Dutch Schultz was born Arthur Flegenheimer on August 6, 1902, in the Bronx, New York. After his father left the family, Schultz turned to burglary, then bootlegging. Soon he expanded into illegal gambling, clashing with rival gangsters Legs Diamond and Vincent Coll. In the 1930s he was targeted by both the IRS and criminal prosecutor Thomas E. Dewey. Schultz was killed by an unknown gunman in 1935.
Infamous gangster, bootlegger and murderer Dutch Schultz was born Arthur Flegenheimer on August 6, 1902, in the Bronx, New York. During his relatively brief life, Dutch Schultz became a powerful figure in the New York crime world, earning the nicknames "Beer Baron of the Bronx" and "The Dutchman." The son of Jewish immigrants from Germany, he grew up in the slums of the Bronx. His father abandoned the family when Schultz was in his early teens. Soon after, he left school and started working odd jobs.
Schultz discovered that crime was more lucrative than a day job.

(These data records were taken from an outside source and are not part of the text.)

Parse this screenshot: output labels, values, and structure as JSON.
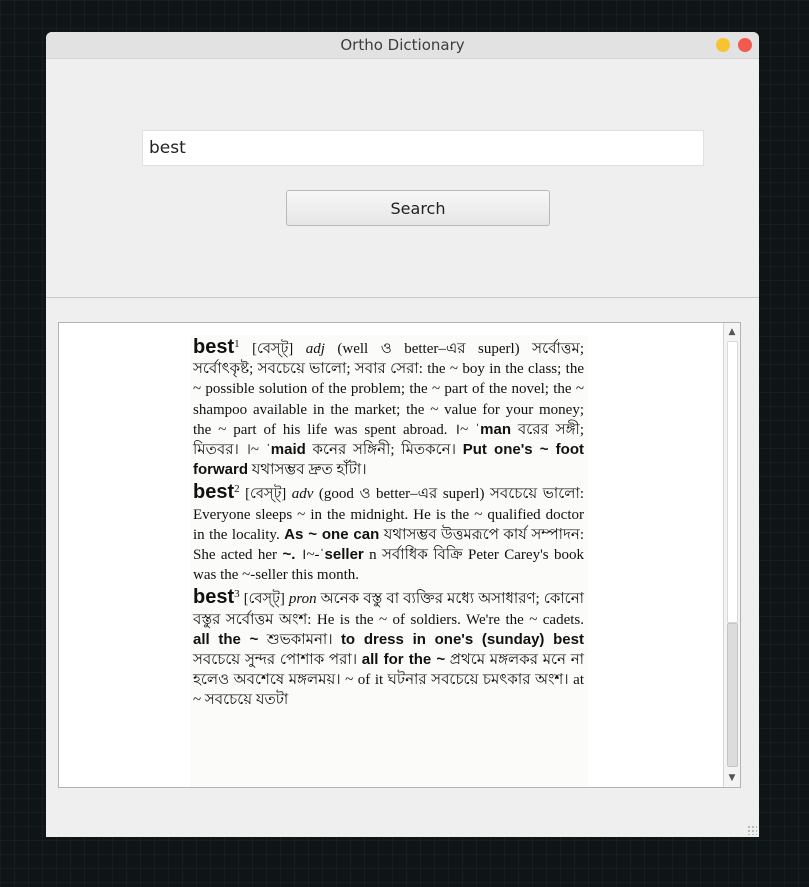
{
  "window": {
    "title": "Ortho Dictionary"
  },
  "search": {
    "value": "best",
    "button_label": "Search"
  },
  "result": {
    "entries": [
      {
        "headword": "best",
        "sup": "1",
        "pron": "[বেস্‌ট্‌]",
        "pos": "adj",
        "text": " (well ও better–এর superl) সর্বোত্তম; সর্বোৎকৃষ্ট; সবচেয়ে ভালো; সবার সেরা: the ~ boy in the class; the ~ possible solution of the problem; the ~ part of the novel; the ~ shampoo available in the market; the ~ value for your money; the ~ part of his life was spent abroad. ।~ ˈ",
        "b1": "man",
        "t1": " বরের সঙ্গী; মিতবর। ।~ ˈ",
        "b2": "maid",
        "t2": " কনের সঙ্গিনী; মিতকনে। ",
        "b3": "Put one's ~ foot forward",
        "t3": " যথাসম্ভব দ্রুত হাঁটা।"
      },
      {
        "headword": "best",
        "sup": "2",
        "pron": "[বেস্‌ট্‌]",
        "pos": "adv",
        "text": " (good ও better–এর superl) সবচেয়ে ভালো: Everyone sleeps ~ in the midnight. He is the ~ qualified doctor in the locality. ",
        "b1": "As ~ one can",
        "t1": " যথাসম্ভব উত্তমরূপে কার্য সম্পাদন: She acted her ",
        "b2": "~.",
        "t2": " ।~-ˈ",
        "b3": "seller",
        "t3": " n সর্বাধিক বিক্রি Peter Carey's book was the ~-seller this month."
      },
      {
        "headword": "best",
        "sup": "3",
        "pron": "[বেস্‌ট্‌]",
        "pos": "pron",
        "text": " অনেক বস্তু বা ব্যক্তির মধ্যে অসাধারণ; কোনো বস্তুর সর্বোত্তম অংশ: He is the ~ of soldiers. We're the ~ cadets. ",
        "b1": "all the ~",
        "t1": " শুভকামনা। ",
        "b2": "to dress in one's (sunday) best",
        "t2": " সবচেয়ে সুন্দর পোশাক পরা। ",
        "b3": "all for the ~",
        "t3": " প্রথমে মঙ্গলকর মনে না হলেও অবশেষে মঙ্গলময়। ~ of it ঘটনার সবচেয়ে চমৎকার অংশ। at ~ সবচেয়ে যতটা"
      }
    ]
  },
  "scrollbar": {
    "up_icon": "arrow-up-icon",
    "down_icon": "arrow-down-icon"
  }
}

He was arrested for burglary and served 17 months in prison for the crime at the age of 17—his only prison sentence. After his release, Schultz returned to the streets and his gang of thugs. His associates gave him the nickname "Dutch Schultz" after a local gangster known for his violent, brutal ways.
In the 1920s, Schultz got involved in bootlegging beer during the Prohibition and was once associated with notorious gangsters Lucky Luciano and Legs Diamond. Schultz eventually bought a partnership in an illegal saloon. Ruthless and determined, he formed a gang with friend and fellow criminal Joey Noe. They built an illegal beer business selling beer in New York, intimidating rival saloons into buying from them. Schultz even went as far as kidnapping and torturing a man who refused to buy their booze. The group expanded its operations from the Bronx into Manhattan. But this led to a conflict with Legs Diamond. In October 1928, Noe was shot and killed by members of Diamond's gang. Schultz is believed to have ordered the killing of a Diamond associate in retaliation. Diamond himself met a bitter end in 1931, reportedly at the hands of one of Schultz's thugs.

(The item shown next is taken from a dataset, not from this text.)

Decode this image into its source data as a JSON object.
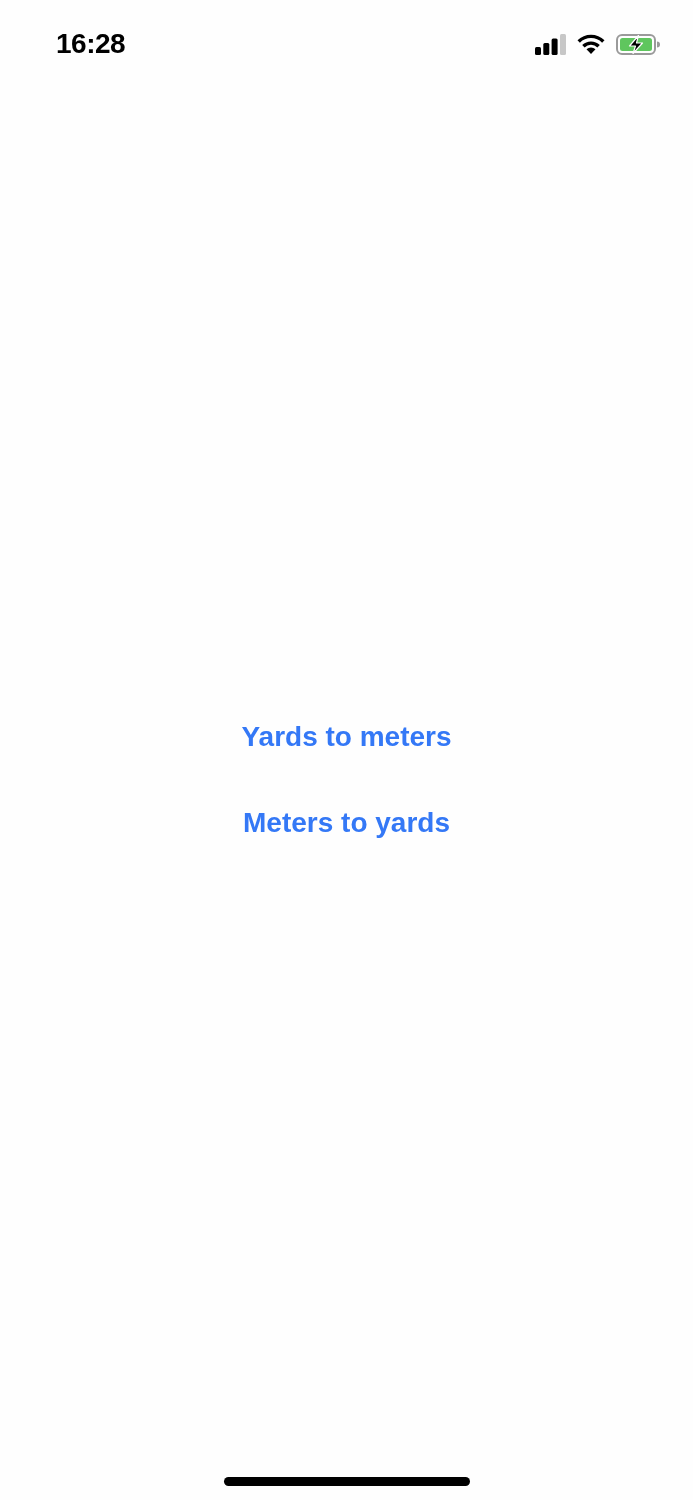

In his quest for power and wealth, Schultz clashed with other gangsters, such as former associate Vincent Coll. The two were embroiled in a vicious gang war during the early 1930s, which led a number of men dead in both camps. The conflict lasted until Coll was killed—reportedly by a member of Schultz's gang—in 1932.

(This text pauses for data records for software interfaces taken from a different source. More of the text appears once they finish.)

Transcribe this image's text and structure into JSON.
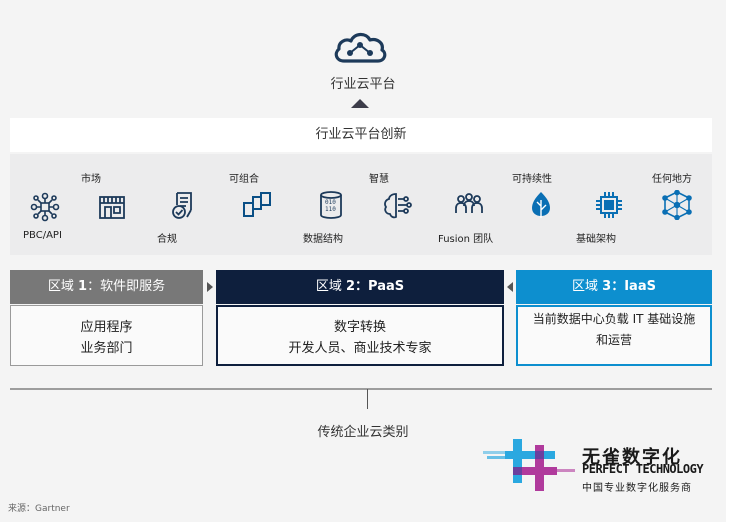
{
  "top": {
    "cloud_icon": "cloud-network-icon",
    "title": "行业云平台"
  },
  "innovation": {
    "title": "行业云平台创新"
  },
  "icons": [
    {
      "label": "PBC/API",
      "icon": "api-nodes-icon"
    },
    {
      "label": "市场",
      "icon": "storefront-icon"
    },
    {
      "label": "合规",
      "icon": "document-check-icon"
    },
    {
      "label": "可组合",
      "icon": "composable-blocks-icon"
    },
    {
      "label": "数据结构",
      "icon": "binary-data-icon"
    },
    {
      "label": "智慧",
      "icon": "brain-circuit-icon"
    },
    {
      "label": "Fusion 团队",
      "icon": "team-people-icon"
    },
    {
      "label": "可持续性",
      "icon": "leaf-icon"
    },
    {
      "label": "基础架构",
      "icon": "chip-icon"
    },
    {
      "label": "任何地方",
      "icon": "network-globe-icon"
    }
  ],
  "zones": [
    {
      "title_prefix": "区域 ",
      "title_num": "1",
      "title_rest": "：软件即服务",
      "line1": "应用程序",
      "line2": "业务部门",
      "color": "#787878"
    },
    {
      "title_prefix": "区域 ",
      "title_num": "2",
      "title_rest": "：PaaS",
      "line1": "数字转换",
      "line2": "开发人员、商业技术专家",
      "color": "#0e1f3d"
    },
    {
      "title_prefix": "区域 ",
      "title_num": "3",
      "title_rest": "：IaaS",
      "line1": "当前数据中心负载 IT 基础设施",
      "line2": "和运营",
      "color": "#0d8fcf"
    }
  ],
  "bottom": {
    "title": "传统企业云类别"
  },
  "source": "来源：Gartner",
  "logo": {
    "cn": "无雀数字化",
    "en": "PERFECT TECHNOLOGY",
    "sub": "中国专业数字化服务商"
  },
  "colors": {
    "icon_blue": "#0a6fb4",
    "icon_dark": "#1d3a5a",
    "accent_cyan": "#2aa8e0",
    "accent_magenta": "#b03a9c"
  }
}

Around this time, Schultz continued to grow his illicit enterprises, adding illegal gambling into his portfolio of profitable crimes. His gang operated slot machines and ran a policy racket, which was like a type of lottery. But Schultz was increasingly attracted the attention of the authorities and was indicted on a tax charge in 1933. He spent months hiding out before surrendering in November 1934. The following year, Schultz tried twice for income tax evasion. The first case ended with a hung jury, and he was acquitted in the second one.
But all of his time on trial affected his business.
The authorities weren't finished with him yet, especially New York special prosecutor Thomas E. Dewey. He wanted to prosecute Schultz for his illegal policy business but before that could happen Schultz was indicated on federal tax charges in October 1935. Still Schultz blamed Dewey for his legal woes and started to plan to get rid of his nemesis. Allegedly his talk of killing a public figure made some of his fellow gangsters nervous and they ordered a hit on Schultz instead.
On the night of October 23, 1935, Schultz and four of his associates were shot at a restaurant in Newark, New Jersey. A brutal man believed to have been responsible for deaths of many others—at his hand or by his order—died the next day. Shortly before his death, he gave a rambling statement to the authorities, but he never named his killer.